This is National School Choice Week, and I am thrilled to support the efforts of so many brave educators, teachers, lawmakers and parents who are standing up for kids, and the choices of parents and communities to pick what’s right for their families.
School choice is close to my heart, because Diane and I chose to home-school our two children, and were blessed to see our kids not only succeed in academics but excel out in the real world. Living on a ranch 36 miles from town would have meant multiple hours in a school bus every day for our kids, not to mention the countless wasted hours that a public school teacher must spend on discipline, and the lowest-common-denominator approach that so many schools are forced to take, even with well-adjusted, bright students.
So, we decided that our kids would be better served by more freedom, and the choice of home-schooling. By the time our children were in 8th grade, they tested out of High School on their SATs, and they reveled in the freedom to pursue their interests and take on entrepreneurial endeavors in junior high and high school. Children are gifts to us, their parents, and there is nothing that brings me more joy than watching my son build custom furniture using skills I passed on to him, or my daughter enjoying classic literature because my wife and I nurtured that love of English and let her experience the classics at a young age.
Because of my experience with our family, and the way that I see parents fighting for their children’s education every day, I fully support school choice. This doesn’t mean that I think everyone should do what Diane and I did, but that parents should have the freedom to choose the best option for their family and circumstances: whether that is private school, public school, charter school or home-schooling.
I think that parents and communities are the best advocates for children, and they know best how to motivate, teach and inspire their students. Centrally planned and mandated curriculums cannot account for the learning styles, unique capabilities and diverse backgrounds of children across America, and nor should it.
Through the wasteful spending of the Federal education system, the poorly written curriculum of Common Core and the deadly grip of unions in public schools, our kids are being left behind the rest of the world, and an entire generation of students are sentenced to duller futures because we are not giving them the choice to succeed.
For example, the 2012 Program for International Student Assessment (PISA) found that: “While the U.S. doesn’t break the top ten on any academic subject, it ranks fifth in educational expenditures at a whopping $115,000 per student. Only Austria, Luxembourg, Norway, and Switzerland spend more. Countries that outperform the United States spend drastically less.” as cited in this Americans for Prosperity article: http://americansforprosperity.org/legislativealerts/what-pisa-tells-us-about-american-education-reform
As the Federation for Children points out:
- An estimated 1.1 million students failed to graduate with a diploma in 2011. That is 6,000 dropouts a day or one dropout every 29 seconds.
- Nearly half (48 percent) of public schools across the country are labeled as failing, and they serve a disproportionate number of minority students.
- Only 24 percent of eighth and 12th grade students have solid writing skills. Students who qualify for the federal free and reduced-price lunch program scored 27 points below students from families with higher incomes.

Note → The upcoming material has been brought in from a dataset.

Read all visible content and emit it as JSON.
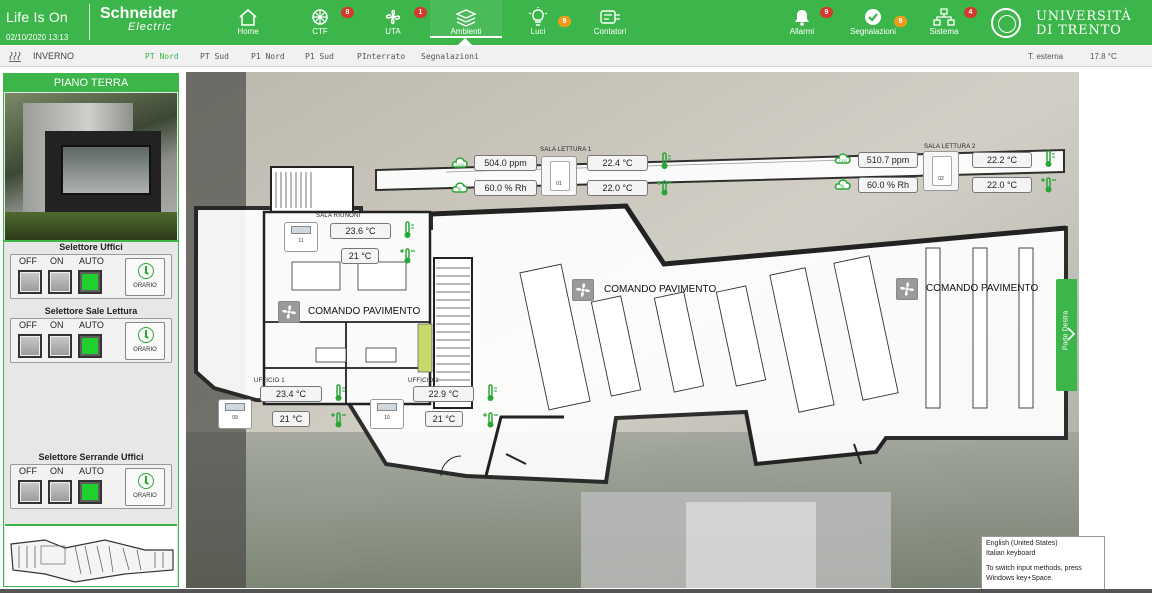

- The national achievement gap between lower- and higher-income students is 27 points.
- Students who drop out of school are twice as likely to end up in poverty.
Stats found here: http://federationforchildren.org/why-school-choice
This is a crisis of epic proportions, but opponents of school choice would have us believe that the status quo is “just fine”. Do those numbers seem “just fine” to you? How would you use $115,000 to educate your child, if given the choice?
It must be noted that, although there are certainly a few bad apples, teachers and principals are not the problem - the bureaucracy surrounding public schooling is. We are so worried about the protection of teachers and the satisfaction of the teacher’s union that we are failing our kids on a grand scale. More and more parents and students are begging for school choice and a chance to home-school, attend a private or charter school, or force change in their public schools, but comfortable education professionals and the entrenched status quo are stifling this movement.
We should be risking everything to make our kids’ dreams come true, not holding them back to meet our desires. So I think it’s time to remove the stigma from School Choice and let parents, communities and educators have a say once again.
Every child should have access to quality education, and schools should have to compete for educational dollars, not stifle dissent and punish parents who are simply looking out for their families.
Religious education, learning disabilities or low-income neighborhoods are just a few of the issues that school choice can help solve, so join with me this week, and let’s Amplify Choice - giving every child a hope of a bright future and the kind of healthy, intellectually stimulating education that my kids were blessed to experience.